Source data:
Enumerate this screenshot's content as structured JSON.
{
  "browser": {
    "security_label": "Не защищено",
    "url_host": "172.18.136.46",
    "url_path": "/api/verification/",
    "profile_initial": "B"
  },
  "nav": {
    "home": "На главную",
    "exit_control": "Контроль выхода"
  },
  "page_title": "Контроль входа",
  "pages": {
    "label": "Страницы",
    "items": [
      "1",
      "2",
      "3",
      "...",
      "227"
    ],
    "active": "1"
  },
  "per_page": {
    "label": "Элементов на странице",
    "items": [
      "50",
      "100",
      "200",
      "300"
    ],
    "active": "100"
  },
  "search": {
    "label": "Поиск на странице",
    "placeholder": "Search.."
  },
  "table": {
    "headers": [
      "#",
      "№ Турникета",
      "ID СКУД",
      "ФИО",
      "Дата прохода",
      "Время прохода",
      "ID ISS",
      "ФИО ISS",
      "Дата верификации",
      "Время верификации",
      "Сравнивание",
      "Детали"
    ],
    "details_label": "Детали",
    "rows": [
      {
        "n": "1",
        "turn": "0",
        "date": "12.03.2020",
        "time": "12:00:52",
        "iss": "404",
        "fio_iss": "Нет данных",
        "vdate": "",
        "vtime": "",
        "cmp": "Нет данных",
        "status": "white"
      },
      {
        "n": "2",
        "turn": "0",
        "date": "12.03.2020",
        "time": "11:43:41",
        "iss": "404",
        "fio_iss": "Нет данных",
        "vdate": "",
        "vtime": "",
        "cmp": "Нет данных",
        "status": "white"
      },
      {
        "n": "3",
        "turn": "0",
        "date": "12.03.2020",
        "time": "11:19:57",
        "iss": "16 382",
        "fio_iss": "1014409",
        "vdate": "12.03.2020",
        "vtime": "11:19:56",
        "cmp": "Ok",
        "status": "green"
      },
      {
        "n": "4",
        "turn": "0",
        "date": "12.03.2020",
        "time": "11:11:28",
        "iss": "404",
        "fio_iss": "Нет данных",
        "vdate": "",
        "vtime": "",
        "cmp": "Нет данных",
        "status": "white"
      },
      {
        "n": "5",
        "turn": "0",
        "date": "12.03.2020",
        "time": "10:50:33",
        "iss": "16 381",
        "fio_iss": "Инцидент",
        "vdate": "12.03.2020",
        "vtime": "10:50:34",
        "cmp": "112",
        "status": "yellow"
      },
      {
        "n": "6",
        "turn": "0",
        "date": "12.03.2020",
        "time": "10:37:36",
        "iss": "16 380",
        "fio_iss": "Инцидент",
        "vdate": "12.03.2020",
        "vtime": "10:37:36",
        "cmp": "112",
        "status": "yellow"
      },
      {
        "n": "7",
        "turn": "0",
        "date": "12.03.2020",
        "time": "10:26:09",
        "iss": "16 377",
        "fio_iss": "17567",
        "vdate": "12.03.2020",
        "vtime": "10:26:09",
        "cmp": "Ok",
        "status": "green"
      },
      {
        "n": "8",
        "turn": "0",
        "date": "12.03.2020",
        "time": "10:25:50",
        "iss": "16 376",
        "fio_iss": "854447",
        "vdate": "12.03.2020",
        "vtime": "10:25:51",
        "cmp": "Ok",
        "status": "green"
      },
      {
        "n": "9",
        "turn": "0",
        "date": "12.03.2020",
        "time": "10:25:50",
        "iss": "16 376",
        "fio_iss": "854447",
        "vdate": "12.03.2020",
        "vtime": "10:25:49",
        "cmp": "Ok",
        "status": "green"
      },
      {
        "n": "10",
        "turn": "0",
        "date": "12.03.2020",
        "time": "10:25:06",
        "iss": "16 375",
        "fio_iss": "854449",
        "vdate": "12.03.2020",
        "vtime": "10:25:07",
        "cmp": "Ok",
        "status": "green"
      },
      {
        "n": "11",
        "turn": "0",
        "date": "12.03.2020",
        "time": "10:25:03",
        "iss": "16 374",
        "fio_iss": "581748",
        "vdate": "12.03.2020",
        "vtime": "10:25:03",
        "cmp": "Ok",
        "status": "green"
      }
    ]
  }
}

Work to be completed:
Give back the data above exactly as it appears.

Solution to this exercise:
Enumerate this screenshot's content as structured JSON.
{
  "browser": {
    "security_label": "Не защищено",
    "url_host": "172.18.136.46",
    "url_path": "/api/verification/",
    "profile_initial": "B"
  },
  "nav": {
    "home": "На главную",
    "exit_control": "Контроль выхода"
  },
  "page_title": "Контроль входа",
  "pages": {
    "label": "Страницы",
    "items": [
      "1",
      "2",
      "3",
      "...",
      "227"
    ],
    "active": "1"
  },
  "per_page": {
    "label": "Элементов на странице",
    "items": [
      "50",
      "100",
      "200",
      "300"
    ],
    "active": "100"
  },
  "search": {
    "label": "Поиск на странице",
    "placeholder": "Search.."
  },
  "table": {
    "headers": [
      "#",
      "№ Турникета",
      "ID СКУД",
      "ФИО",
      "Дата прохода",
      "Время прохода",
      "ID ISS",
      "ФИО ISS",
      "Дата верификации",
      "Время верификации",
      "Сравнивание",
      "Детали"
    ],
    "details_label": "Детали",
    "rows": [
      {
        "n": "1",
        "turn": "0",
        "date": "12.03.2020",
        "time": "12:00:52",
        "iss": "404",
        "fio_iss": "Нет данных",
        "vdate": "",
        "vtime": "",
        "cmp": "Нет данных",
        "status": "white"
      },
      {
        "n": "2",
        "turn": "0",
        "date": "12.03.2020",
        "time": "11:43:41",
        "iss": "404",
        "fio_iss": "Нет данных",
        "vdate": "",
        "vtime": "",
        "cmp": "Нет данных",
        "status": "white"
      },
      {
        "n": "3",
        "turn": "0",
        "date": "12.03.2020",
        "time": "11:19:57",
        "iss": "16 382",
        "fio_iss": "1014409",
        "vdate": "12.03.2020",
        "vtime": "11:19:56",
        "cmp": "Ok",
        "status": "green"
      },
      {
        "n": "4",
        "turn": "0",
        "date": "12.03.2020",
        "time": "11:11:28",
        "iss": "404",
        "fio_iss": "Нет данных",
        "vdate": "",
        "vtime": "",
        "cmp": "Нет данных",
        "status": "white"
      },
      {
        "n": "5",
        "turn": "0",
        "date": "12.03.2020",
        "time": "10:50:33",
        "iss": "16 381",
        "fio_iss": "Инцидент",
        "vdate": "12.03.2020",
        "vtime": "10:50:34",
        "cmp": "112",
        "status": "yellow"
      },
      {
        "n": "6",
        "turn": "0",
        "date": "12.03.2020",
        "time": "10:37:36",
        "iss": "16 380",
        "fio_iss": "Инцидент",
        "vdate": "12.03.2020",
        "vtime": "10:37:36",
        "cmp": "112",
        "status": "yellow"
      },
      {
        "n": "7",
        "turn": "0",
        "date": "12.03.2020",
        "time": "10:26:09",
        "iss": "16 377",
        "fio_iss": "17567",
        "vdate": "12.03.2020",
        "vtime": "10:26:09",
        "cmp": "Ok",
        "status": "green"
      },
      {
        "n": "8",
        "turn": "0",
        "date": "12.03.2020",
        "time": "10:25:50",
        "iss": "16 376",
        "fio_iss": "854447",
        "vdate": "12.03.2020",
        "vtime": "10:25:51",
        "cmp": "Ok",
        "status": "green"
      },
      {
        "n": "9",
        "turn": "0",
        "date": "12.03.2020",
        "time": "10:25:50",
        "iss": "16 376",
        "fio_iss": "854447",
        "vdate": "12.03.2020",
        "vtime": "10:25:49",
        "cmp": "Ok",
        "status": "green"
      },
      {
        "n": "10",
        "turn": "0",
        "date": "12.03.2020",
        "time": "10:25:06",
        "iss": "16 375",
        "fio_iss": "854449",
        "vdate": "12.03.2020",
        "vtime": "10:25:07",
        "cmp": "Ok",
        "status": "green"
      },
      {
        "n": "11",
        "turn": "0",
        "date": "12.03.2020",
        "time": "10:25:03",
        "iss": "16 374",
        "fio_iss": "581748",
        "vdate": "12.03.2020",
        "vtime": "10:25:03",
        "cmp": "Ok",
        "status": "green"
      }
    ]
  }
}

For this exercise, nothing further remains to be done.